The IELTS speaking questions often repeat and hence it is a good idea to go through the question papers of recent IELTS tests. This will help you get a basic idea about the kind of questions asked. And if you are lucky you might be asked the same set of questions. You can find sample answers for speaking questions at many websites. However, while preparing for the test don’t memorise long answers. Remember that the examiners are trained to distinguish learned answers from spontaneous ones. If they suspect that you are saying answers that have been memorized, you will not get any marks.
No right or wrong answers
The IELTS speaking test is not an assessment of your general knowledge. The examiner is only interested in testing your English speaking skills. That means there are no right or wrong answers for the questions. All answers will earn marks as long as they are in good English.
Use varied and advanced vocabulary
While discussing non-personal topics, you should demonstrate your range of vocabulary by using a variety of words.

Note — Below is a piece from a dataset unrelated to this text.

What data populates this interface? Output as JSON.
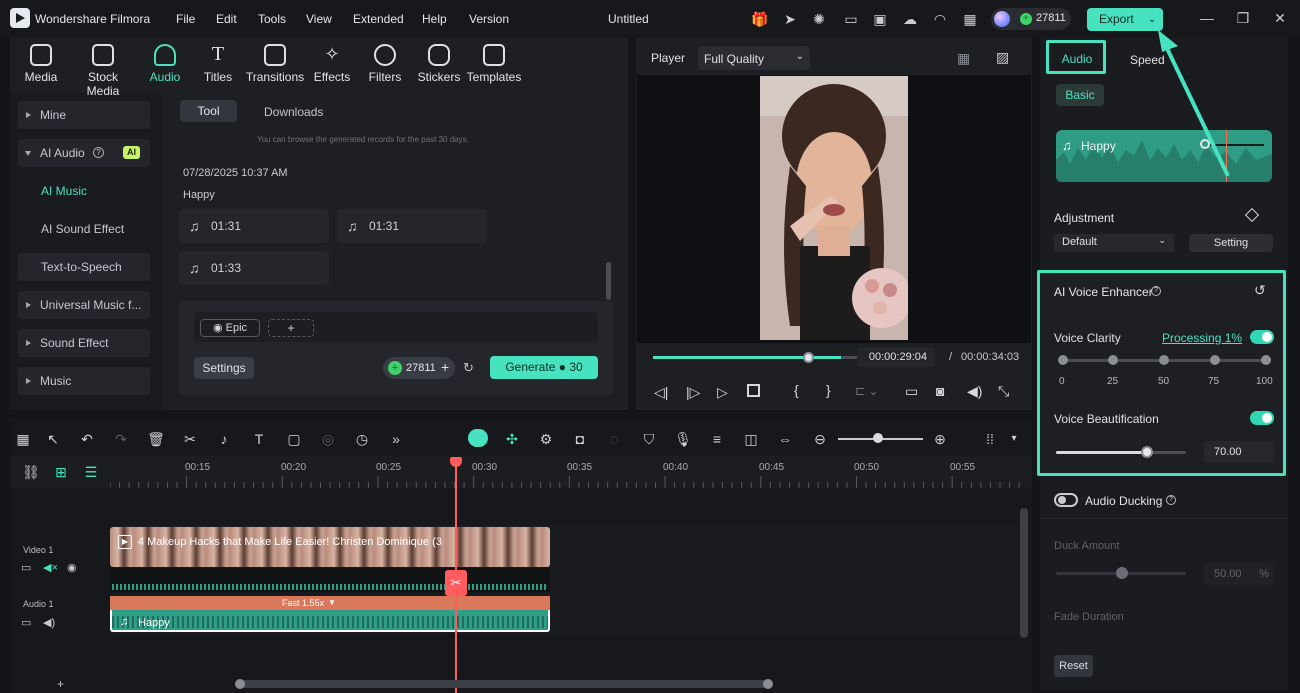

The examiners are specifically interested in knowing if you can use complex sentences. Even if you make a few mistakes, you will get credit for your attempts.
You can pause, but not for so long

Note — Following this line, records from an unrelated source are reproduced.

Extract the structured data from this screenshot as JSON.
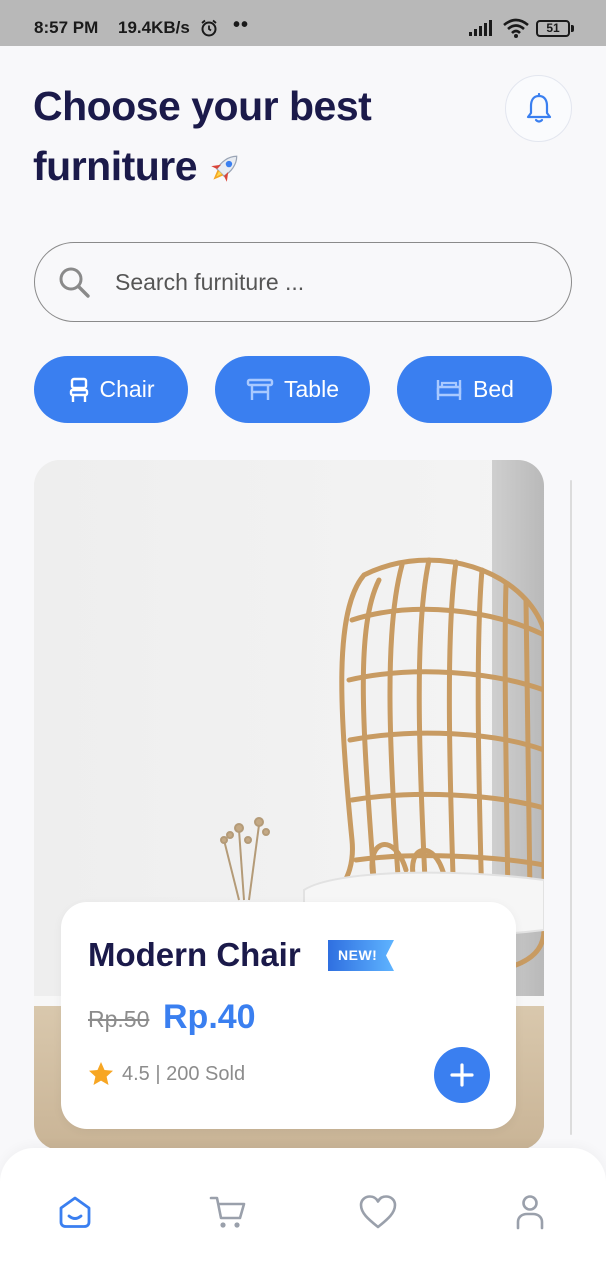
{
  "status_bar": {
    "time": "8:57 PM",
    "net_speed": "19.4KB/s",
    "extra": "••",
    "battery": "51"
  },
  "header": {
    "title": "Choose your best furniture",
    "title_emoji_icon": "rocket-icon",
    "notification_icon": "bell-icon"
  },
  "search": {
    "placeholder": "Search furniture ...",
    "value": ""
  },
  "categories": [
    {
      "label": "Chair",
      "icon": "chair-icon"
    },
    {
      "label": "Table",
      "icon": "table-icon"
    },
    {
      "label": "Bed",
      "icon": "bed-icon"
    }
  ],
  "product": {
    "name": "Modern Chair",
    "badge": "NEW!",
    "old_price": "Rp.50",
    "price": "Rp.40",
    "rating_text": "4.5 | 200 Sold",
    "rating_icon": "star-icon",
    "add_icon": "plus-icon"
  },
  "bottom_nav": [
    {
      "name": "home",
      "icon": "home-icon",
      "active": true
    },
    {
      "name": "cart",
      "icon": "cart-icon",
      "active": false
    },
    {
      "name": "favorites",
      "icon": "heart-icon",
      "active": false
    },
    {
      "name": "profile",
      "icon": "user-icon",
      "active": false
    }
  ],
  "colors": {
    "accent": "#3a7ff0",
    "title": "#1b1a4a",
    "muted": "#8c8c8c",
    "background": "#f8f8fa"
  }
}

If you can’t answer a question right away, say a filler phrase such as the ones given below.
- That’s a good question!
- Well, actually, I have never thought about this before.
- Well, let me see…
- Let me think about it.
The advantage of using a filler phrase is that it will give you a few seconds to think about an answer. However, don’t wait too long. If you do that, you will get fewer marks for fluency.
You should speak loudly enough so that the examiner can hear you properly. While speaking, pronounce your words as clearly and correctly as possible.
Overview of the speaking module
The speaking module consists of three parts. It takes between 11 and 14 minutes. Note that all the speaking tasks in this module are recorded. It is easy to obtain a band score of 8 in the speaking module: you just need to express your views clearly and coherently. Avoid one-word answers.
Part 1: Introduction and interview
This part lasts four to five minutes. The examiner introduces himself or herself and verifies your identity. Note that you have to produce a valid ID or passport. All questions asked in the first part are about topics you are familiar with. Generally, questions from up to three topics are asked. For example, some questions could be about your job or studies; some questions could be about the city you live in or its transport system. You don’t require any specialized knowledge or skill to answer these questions. However, you should be able to give your answers in fluent and correct English.
Part 2: Individual speech
You will be given a task card with a topic and a list of questions. You must discuss these questions during this task. You will be given one minute for preparing your answer and making notes. You will then talk about this topic for about two minutes. Note that your speech should answer all questions given in the task card: failure to do so will lower your score. You have to finish your speech in two minutes: if you don’t, the examiner will stop you. The examiner may also ask one or two questions to round off this part. This section takes three to four minutes.
Part 3: Two-way discussion
During this section you will have to engage in a discussion with the examiner. The discussion is usually based on questions asked in Part 2